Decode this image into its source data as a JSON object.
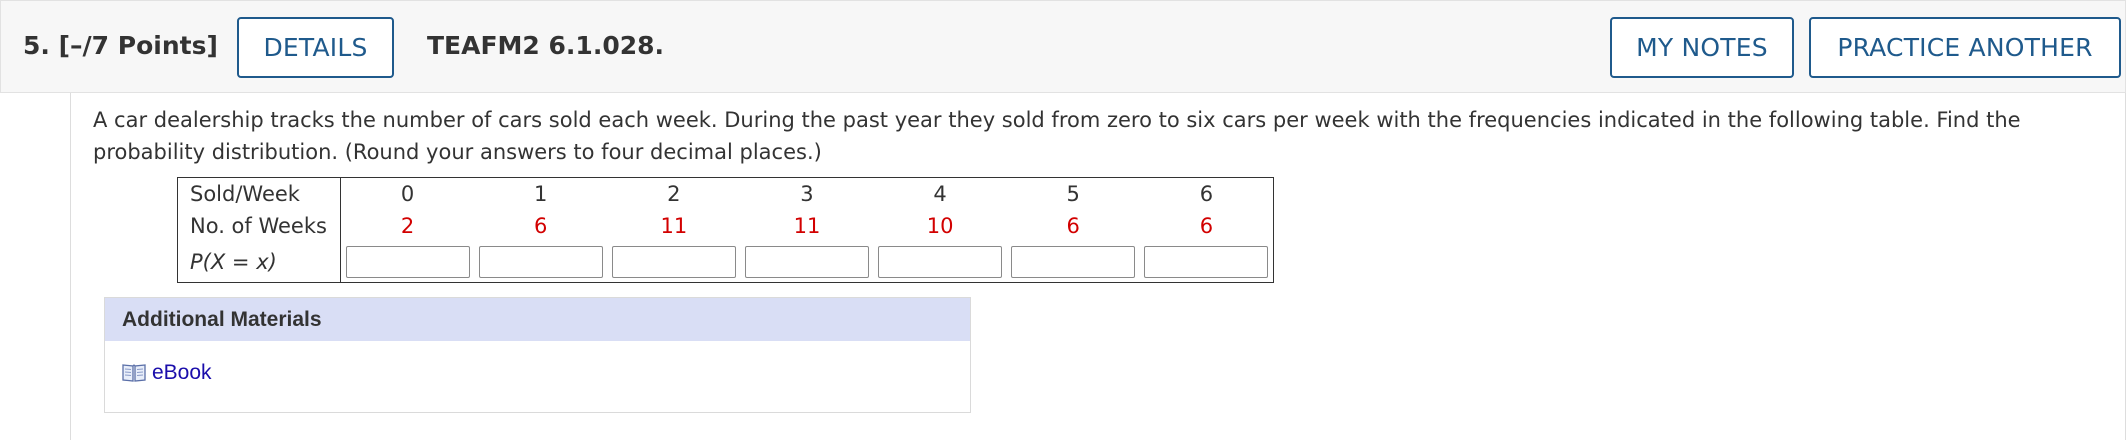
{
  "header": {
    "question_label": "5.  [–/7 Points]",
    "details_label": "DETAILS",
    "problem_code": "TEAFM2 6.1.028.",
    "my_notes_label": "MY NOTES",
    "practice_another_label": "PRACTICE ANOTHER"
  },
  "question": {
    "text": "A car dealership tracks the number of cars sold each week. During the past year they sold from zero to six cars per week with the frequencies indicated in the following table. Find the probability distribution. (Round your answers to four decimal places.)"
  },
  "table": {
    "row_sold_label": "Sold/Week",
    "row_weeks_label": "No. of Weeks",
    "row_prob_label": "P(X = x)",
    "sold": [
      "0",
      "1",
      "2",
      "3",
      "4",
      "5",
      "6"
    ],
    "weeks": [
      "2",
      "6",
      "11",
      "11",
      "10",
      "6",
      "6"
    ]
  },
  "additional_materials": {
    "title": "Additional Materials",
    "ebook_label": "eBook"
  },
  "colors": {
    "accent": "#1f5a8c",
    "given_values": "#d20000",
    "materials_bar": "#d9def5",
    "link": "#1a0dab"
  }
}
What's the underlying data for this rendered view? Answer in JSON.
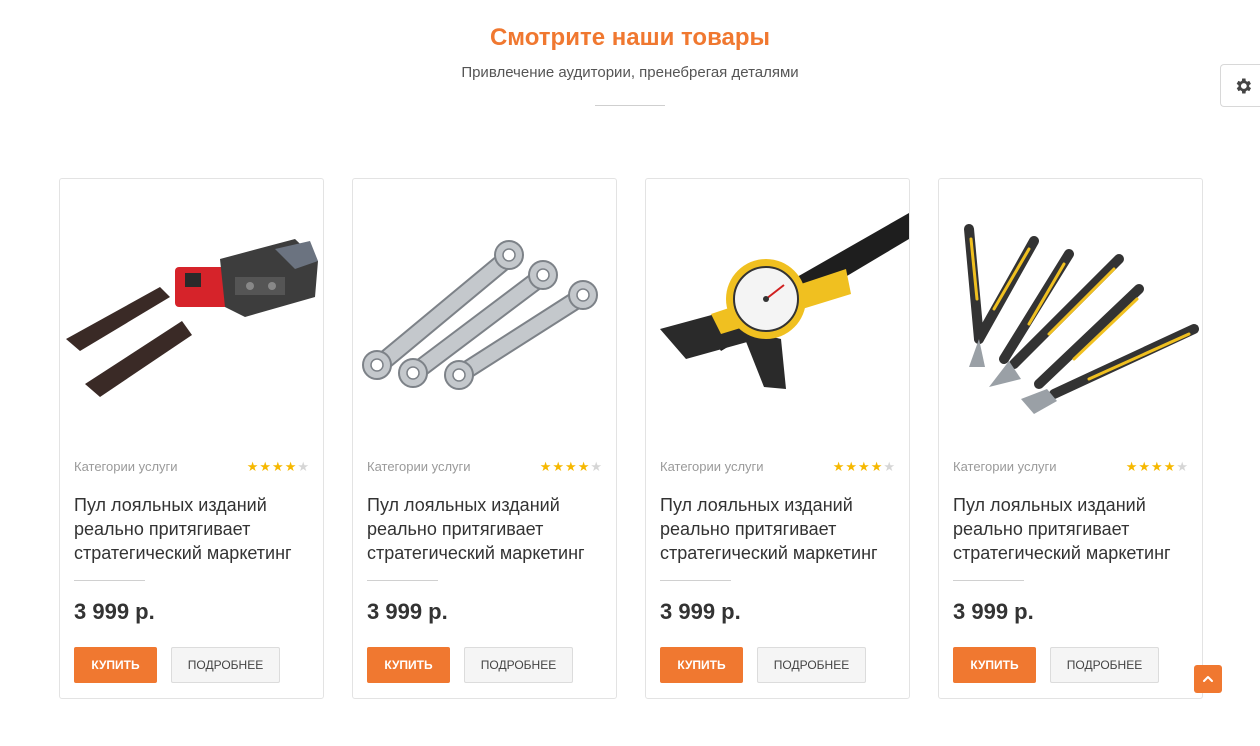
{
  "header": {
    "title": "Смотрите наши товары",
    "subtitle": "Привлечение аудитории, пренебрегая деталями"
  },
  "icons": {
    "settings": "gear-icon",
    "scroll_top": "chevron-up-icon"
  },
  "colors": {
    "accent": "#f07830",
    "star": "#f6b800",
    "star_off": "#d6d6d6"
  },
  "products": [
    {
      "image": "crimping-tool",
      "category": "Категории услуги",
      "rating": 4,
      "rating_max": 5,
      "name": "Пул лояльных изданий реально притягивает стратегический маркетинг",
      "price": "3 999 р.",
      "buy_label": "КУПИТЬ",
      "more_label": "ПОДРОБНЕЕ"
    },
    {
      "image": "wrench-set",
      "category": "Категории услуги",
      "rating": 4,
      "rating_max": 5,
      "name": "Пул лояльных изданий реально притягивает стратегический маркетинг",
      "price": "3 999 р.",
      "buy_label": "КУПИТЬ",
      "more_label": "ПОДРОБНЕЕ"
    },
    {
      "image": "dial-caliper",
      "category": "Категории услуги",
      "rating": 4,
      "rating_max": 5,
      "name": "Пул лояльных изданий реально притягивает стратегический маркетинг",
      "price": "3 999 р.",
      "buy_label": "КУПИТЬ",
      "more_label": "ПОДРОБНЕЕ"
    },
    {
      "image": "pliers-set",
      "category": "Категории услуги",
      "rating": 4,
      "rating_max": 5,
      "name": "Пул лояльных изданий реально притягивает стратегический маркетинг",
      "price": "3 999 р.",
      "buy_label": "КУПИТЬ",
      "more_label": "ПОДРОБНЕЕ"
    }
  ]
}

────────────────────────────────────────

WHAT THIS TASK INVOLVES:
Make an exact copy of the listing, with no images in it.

RESPONSE TO THE EXERCISE:
Decode this image into its source data as a JSON object.
{
  "header": {
    "question_label": "5.  [–/7 Points]",
    "details_label": "DETAILS",
    "problem_code": "TEAFM2 6.1.028.",
    "my_notes_label": "MY NOTES",
    "practice_another_label": "PRACTICE ANOTHER"
  },
  "question": {
    "text": "A car dealership tracks the number of cars sold each week. During the past year they sold from zero to six cars per week with the frequencies indicated in the following table. Find the probability distribution. (Round your answers to four decimal places.)"
  },
  "table": {
    "row_sold_label": "Sold/Week",
    "row_weeks_label": "No. of Weeks",
    "row_prob_label": "P(X = x)",
    "sold": [
      "0",
      "1",
      "2",
      "3",
      "4",
      "5",
      "6"
    ],
    "weeks": [
      "2",
      "6",
      "11",
      "11",
      "10",
      "6",
      "6"
    ]
  },
  "additional_materials": {
    "title": "Additional Materials",
    "ebook_label": "eBook"
  },
  "colors": {
    "accent": "#1f5a8c",
    "given_values": "#d20000",
    "materials_bar": "#d9def5",
    "link": "#1a0dab"
  }
}
What's the underlying data for this rendered view? Answer in JSON.
{
  "header": {
    "title": "Смотрите наши товары",
    "subtitle": "Привлечение аудитории, пренебрегая деталями"
  },
  "icons": {
    "settings": "gear-icon",
    "scroll_top": "chevron-up-icon"
  },
  "colors": {
    "accent": "#f07830",
    "star": "#f6b800",
    "star_off": "#d6d6d6"
  },
  "products": [
    {
      "image": "crimping-tool",
      "category": "Категории услуги",
      "rating": 4,
      "rating_max": 5,
      "name": "Пул лояльных изданий реально притягивает стратегический маркетинг",
      "price": "3 999 р.",
      "buy_label": "КУПИТЬ",
      "more_label": "ПОДРОБНЕЕ"
    },
    {
      "image": "wrench-set",
      "category": "Категории услуги",
      "rating": 4,
      "rating_max": 5,
      "name": "Пул лояльных изданий реально притягивает стратегический маркетинг",
      "price": "3 999 р.",
      "buy_label": "КУПИТЬ",
      "more_label": "ПОДРОБНЕЕ"
    },
    {
      "image": "dial-caliper",
      "category": "Категории услуги",
      "rating": 4,
      "rating_max": 5,
      "name": "Пул лояльных изданий реально притягивает стратегический маркетинг",
      "price": "3 999 р.",
      "buy_label": "КУПИТЬ",
      "more_label": "ПОДРОБНЕЕ"
    },
    {
      "image": "pliers-set",
      "category": "Категории услуги",
      "rating": 4,
      "rating_max": 5,
      "name": "Пул лояльных изданий реально притягивает стратегический маркетинг",
      "price": "3 999 р.",
      "buy_label": "КУПИТЬ",
      "more_label": "ПОДРОБНЕЕ"
    }
  ]
}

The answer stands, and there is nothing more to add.